---------- TASK MATERIAL ----------

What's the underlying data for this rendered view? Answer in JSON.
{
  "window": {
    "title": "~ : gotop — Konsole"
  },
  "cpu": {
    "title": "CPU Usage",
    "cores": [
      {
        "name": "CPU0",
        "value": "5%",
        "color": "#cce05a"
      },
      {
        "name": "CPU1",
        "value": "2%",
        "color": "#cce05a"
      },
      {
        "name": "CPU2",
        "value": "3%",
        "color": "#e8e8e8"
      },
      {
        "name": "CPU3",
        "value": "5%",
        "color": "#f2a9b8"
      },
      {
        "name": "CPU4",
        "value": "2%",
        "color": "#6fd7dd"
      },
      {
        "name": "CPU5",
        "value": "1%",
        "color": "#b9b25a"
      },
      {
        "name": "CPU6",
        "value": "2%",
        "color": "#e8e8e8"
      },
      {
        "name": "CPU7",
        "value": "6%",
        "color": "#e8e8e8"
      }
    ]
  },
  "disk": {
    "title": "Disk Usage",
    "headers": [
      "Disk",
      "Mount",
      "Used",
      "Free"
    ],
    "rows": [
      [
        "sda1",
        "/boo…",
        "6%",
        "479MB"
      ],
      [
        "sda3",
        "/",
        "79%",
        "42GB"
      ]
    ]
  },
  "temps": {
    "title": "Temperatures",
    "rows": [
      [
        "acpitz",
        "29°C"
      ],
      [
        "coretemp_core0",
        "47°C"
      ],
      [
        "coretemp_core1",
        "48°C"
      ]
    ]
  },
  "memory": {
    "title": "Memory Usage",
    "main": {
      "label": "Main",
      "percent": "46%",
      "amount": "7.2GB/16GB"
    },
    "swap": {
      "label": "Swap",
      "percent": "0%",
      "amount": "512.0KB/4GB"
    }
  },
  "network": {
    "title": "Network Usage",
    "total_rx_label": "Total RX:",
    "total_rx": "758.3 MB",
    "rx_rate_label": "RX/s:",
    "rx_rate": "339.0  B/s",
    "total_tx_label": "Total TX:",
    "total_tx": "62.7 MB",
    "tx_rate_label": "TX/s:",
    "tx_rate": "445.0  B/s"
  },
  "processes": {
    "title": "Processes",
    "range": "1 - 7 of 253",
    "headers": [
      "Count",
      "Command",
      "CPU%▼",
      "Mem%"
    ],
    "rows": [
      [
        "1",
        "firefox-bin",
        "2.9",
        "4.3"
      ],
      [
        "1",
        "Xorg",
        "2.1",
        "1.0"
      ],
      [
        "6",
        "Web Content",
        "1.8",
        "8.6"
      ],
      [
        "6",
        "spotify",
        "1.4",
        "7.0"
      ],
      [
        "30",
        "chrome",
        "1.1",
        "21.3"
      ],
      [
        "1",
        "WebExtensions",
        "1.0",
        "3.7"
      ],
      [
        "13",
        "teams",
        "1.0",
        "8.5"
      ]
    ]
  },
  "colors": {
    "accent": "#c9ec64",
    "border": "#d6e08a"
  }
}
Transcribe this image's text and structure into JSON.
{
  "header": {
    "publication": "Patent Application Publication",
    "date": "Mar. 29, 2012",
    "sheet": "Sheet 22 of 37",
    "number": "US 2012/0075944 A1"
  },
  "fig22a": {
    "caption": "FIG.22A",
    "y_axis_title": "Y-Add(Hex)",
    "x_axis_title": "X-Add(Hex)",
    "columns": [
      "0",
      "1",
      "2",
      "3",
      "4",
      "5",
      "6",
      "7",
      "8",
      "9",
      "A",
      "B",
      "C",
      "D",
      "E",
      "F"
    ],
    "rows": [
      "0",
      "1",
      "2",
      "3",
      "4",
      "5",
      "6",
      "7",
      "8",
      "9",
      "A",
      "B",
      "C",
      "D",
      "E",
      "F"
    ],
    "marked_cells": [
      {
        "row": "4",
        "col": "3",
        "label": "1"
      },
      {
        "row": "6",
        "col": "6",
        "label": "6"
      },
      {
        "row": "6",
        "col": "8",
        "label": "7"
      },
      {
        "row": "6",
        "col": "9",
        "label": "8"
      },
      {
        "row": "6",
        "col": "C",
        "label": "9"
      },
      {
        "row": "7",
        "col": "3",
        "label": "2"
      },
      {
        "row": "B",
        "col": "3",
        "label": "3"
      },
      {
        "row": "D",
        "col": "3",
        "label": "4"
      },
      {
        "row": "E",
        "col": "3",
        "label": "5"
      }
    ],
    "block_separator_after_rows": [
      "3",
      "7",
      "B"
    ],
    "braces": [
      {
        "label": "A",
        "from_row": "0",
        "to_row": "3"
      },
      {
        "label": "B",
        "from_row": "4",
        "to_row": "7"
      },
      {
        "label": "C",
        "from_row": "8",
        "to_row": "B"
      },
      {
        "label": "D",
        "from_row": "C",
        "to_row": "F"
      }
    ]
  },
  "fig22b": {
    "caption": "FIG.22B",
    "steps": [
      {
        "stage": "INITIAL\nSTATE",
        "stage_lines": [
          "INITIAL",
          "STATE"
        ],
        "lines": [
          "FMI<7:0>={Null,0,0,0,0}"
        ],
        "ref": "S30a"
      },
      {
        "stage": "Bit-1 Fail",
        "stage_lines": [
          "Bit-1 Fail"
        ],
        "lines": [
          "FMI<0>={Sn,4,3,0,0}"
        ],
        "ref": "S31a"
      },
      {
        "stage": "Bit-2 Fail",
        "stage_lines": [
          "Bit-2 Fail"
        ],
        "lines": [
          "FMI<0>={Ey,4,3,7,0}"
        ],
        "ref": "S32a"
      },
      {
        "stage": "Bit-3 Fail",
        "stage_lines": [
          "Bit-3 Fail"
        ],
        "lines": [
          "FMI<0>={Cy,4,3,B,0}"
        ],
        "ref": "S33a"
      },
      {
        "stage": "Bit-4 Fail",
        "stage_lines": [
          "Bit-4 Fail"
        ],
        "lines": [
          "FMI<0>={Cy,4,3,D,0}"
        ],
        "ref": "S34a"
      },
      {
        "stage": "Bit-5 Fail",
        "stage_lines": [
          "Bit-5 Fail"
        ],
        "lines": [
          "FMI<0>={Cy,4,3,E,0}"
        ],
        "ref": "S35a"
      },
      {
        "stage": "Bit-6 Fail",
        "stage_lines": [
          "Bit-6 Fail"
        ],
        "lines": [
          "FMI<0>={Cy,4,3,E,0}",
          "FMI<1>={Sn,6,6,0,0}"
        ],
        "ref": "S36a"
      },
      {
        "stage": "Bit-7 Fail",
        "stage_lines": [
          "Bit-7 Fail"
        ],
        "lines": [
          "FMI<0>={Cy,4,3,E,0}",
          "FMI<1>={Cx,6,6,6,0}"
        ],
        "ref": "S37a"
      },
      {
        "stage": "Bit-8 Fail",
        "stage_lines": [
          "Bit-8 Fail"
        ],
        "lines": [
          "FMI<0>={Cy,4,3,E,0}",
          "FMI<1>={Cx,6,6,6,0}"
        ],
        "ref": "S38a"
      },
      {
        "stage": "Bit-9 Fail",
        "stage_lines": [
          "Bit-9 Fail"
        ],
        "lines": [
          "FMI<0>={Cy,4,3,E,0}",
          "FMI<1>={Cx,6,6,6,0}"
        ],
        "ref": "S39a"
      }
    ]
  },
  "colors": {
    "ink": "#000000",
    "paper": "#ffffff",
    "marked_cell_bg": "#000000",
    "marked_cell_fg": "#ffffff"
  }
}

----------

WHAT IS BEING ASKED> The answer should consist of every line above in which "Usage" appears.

REPLY TO THE TASK>
    "title": "CPU Usage",
    "title": "Disk Usage",
    "title": "Memory Usage",
    "title": "Network Usage",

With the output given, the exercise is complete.